THE DATA START

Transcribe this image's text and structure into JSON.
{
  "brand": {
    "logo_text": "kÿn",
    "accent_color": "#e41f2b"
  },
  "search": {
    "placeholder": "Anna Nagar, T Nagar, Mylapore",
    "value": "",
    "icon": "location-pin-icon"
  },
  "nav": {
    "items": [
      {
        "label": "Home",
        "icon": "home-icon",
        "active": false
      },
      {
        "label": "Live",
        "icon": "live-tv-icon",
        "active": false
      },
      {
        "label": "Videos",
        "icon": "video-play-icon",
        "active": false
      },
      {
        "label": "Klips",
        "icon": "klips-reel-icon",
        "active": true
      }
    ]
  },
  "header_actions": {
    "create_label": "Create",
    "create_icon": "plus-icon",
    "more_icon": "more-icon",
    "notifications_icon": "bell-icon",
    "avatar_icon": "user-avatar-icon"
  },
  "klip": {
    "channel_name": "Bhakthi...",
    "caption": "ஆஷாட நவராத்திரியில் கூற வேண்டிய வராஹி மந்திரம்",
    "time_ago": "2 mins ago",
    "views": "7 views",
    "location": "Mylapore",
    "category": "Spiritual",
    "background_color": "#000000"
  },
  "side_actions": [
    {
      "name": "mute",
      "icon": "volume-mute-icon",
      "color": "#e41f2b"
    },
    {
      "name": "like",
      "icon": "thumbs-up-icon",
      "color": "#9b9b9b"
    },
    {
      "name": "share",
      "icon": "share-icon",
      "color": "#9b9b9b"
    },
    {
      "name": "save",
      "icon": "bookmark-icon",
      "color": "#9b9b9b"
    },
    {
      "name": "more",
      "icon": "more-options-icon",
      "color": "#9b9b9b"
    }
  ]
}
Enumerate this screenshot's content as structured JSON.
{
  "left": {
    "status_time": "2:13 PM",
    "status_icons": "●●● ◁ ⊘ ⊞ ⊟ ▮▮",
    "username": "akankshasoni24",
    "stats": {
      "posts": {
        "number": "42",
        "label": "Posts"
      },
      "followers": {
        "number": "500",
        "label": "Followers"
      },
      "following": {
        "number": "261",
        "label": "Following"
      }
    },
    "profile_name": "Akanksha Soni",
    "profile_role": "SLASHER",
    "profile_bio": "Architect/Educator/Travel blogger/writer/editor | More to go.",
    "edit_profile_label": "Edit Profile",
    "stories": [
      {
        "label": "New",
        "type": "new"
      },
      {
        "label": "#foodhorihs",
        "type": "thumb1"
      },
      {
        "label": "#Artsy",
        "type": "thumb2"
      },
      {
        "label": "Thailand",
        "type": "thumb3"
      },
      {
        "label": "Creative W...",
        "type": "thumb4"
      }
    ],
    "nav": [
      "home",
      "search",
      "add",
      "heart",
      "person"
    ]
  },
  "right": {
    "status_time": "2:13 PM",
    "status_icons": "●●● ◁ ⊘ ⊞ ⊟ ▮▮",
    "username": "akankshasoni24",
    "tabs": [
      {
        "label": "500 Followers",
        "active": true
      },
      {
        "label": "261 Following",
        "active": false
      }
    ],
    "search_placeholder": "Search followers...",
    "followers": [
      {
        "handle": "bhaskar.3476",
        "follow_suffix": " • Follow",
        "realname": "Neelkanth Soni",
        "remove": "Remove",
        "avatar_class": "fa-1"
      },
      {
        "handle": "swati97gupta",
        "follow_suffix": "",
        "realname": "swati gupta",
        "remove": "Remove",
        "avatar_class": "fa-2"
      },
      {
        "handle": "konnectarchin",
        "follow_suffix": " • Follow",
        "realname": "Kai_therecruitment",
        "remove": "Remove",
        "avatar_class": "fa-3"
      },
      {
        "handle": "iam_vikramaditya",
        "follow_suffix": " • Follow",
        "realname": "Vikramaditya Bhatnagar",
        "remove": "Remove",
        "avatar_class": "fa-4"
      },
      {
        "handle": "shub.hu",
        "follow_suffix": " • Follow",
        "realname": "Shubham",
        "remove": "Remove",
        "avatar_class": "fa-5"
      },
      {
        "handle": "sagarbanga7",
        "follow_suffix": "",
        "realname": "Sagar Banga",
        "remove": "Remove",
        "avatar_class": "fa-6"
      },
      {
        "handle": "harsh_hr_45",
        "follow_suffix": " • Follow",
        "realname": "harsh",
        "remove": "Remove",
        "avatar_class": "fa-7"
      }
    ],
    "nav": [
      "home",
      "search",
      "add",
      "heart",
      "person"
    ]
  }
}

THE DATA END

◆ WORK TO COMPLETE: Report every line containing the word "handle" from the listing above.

◆ ANSWER FOR THE TASK:
        "handle": "bhaskar.3476",
        "handle": "swati97gupta",
        "handle": "konnectarchin",
        "handle": "iam_vikramaditya",
        "handle": "shub.hu",
        "handle": "sagarbanga7",
        "handle": "harsh_hr_45",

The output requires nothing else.